RECORDS TO PROCESS:

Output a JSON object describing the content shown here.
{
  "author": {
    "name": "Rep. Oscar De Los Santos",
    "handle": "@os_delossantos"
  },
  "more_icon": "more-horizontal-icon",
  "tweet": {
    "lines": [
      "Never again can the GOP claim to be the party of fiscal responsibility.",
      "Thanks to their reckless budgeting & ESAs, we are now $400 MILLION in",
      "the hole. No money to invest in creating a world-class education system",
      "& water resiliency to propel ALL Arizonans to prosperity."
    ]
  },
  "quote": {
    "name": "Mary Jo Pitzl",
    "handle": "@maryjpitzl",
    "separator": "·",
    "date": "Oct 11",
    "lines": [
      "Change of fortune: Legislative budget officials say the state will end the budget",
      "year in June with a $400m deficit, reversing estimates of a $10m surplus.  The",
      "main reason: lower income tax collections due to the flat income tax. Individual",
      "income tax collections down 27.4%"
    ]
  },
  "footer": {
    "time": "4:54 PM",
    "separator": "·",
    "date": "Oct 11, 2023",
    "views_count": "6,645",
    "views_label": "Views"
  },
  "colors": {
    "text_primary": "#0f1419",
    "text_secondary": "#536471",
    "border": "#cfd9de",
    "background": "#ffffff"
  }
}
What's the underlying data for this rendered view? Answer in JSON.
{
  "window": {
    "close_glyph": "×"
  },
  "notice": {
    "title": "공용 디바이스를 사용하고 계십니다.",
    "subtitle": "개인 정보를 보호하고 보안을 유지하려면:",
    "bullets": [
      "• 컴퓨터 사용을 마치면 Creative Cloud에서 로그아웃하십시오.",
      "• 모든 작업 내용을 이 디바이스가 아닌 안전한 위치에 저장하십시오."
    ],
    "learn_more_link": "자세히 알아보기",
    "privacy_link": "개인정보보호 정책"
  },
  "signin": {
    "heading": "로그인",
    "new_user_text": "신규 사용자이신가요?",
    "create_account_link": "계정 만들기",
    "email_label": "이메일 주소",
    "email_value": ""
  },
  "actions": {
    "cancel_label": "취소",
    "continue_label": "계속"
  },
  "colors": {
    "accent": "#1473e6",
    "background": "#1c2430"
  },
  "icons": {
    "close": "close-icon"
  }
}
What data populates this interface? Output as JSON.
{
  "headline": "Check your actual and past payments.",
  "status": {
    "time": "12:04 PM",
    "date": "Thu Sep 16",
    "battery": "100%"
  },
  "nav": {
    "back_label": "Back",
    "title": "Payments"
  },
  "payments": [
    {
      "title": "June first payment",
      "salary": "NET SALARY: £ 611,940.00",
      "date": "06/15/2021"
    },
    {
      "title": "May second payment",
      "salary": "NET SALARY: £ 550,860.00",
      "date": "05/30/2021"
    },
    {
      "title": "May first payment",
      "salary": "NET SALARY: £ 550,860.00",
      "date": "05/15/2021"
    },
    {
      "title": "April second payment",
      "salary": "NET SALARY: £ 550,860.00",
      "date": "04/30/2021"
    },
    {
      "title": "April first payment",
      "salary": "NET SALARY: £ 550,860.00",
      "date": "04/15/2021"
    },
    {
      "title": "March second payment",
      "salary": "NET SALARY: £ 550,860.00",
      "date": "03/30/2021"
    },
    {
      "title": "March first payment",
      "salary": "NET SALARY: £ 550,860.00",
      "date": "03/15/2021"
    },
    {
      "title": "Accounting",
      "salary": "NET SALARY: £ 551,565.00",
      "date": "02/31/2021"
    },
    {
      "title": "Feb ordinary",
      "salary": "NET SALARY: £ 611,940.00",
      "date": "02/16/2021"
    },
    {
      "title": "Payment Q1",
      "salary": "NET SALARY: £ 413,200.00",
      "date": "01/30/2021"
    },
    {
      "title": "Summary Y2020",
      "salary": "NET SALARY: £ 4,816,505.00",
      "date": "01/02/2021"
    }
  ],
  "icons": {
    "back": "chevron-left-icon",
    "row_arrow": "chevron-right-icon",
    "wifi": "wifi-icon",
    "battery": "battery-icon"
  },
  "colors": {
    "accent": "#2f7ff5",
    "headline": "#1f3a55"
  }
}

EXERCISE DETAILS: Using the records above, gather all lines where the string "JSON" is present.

TASK RESPONSE:
Output a JSON object describing the content shown here.
What's the underlying data for this rendered view? Answer in JSON.
What data populates this interface? Output as JSON.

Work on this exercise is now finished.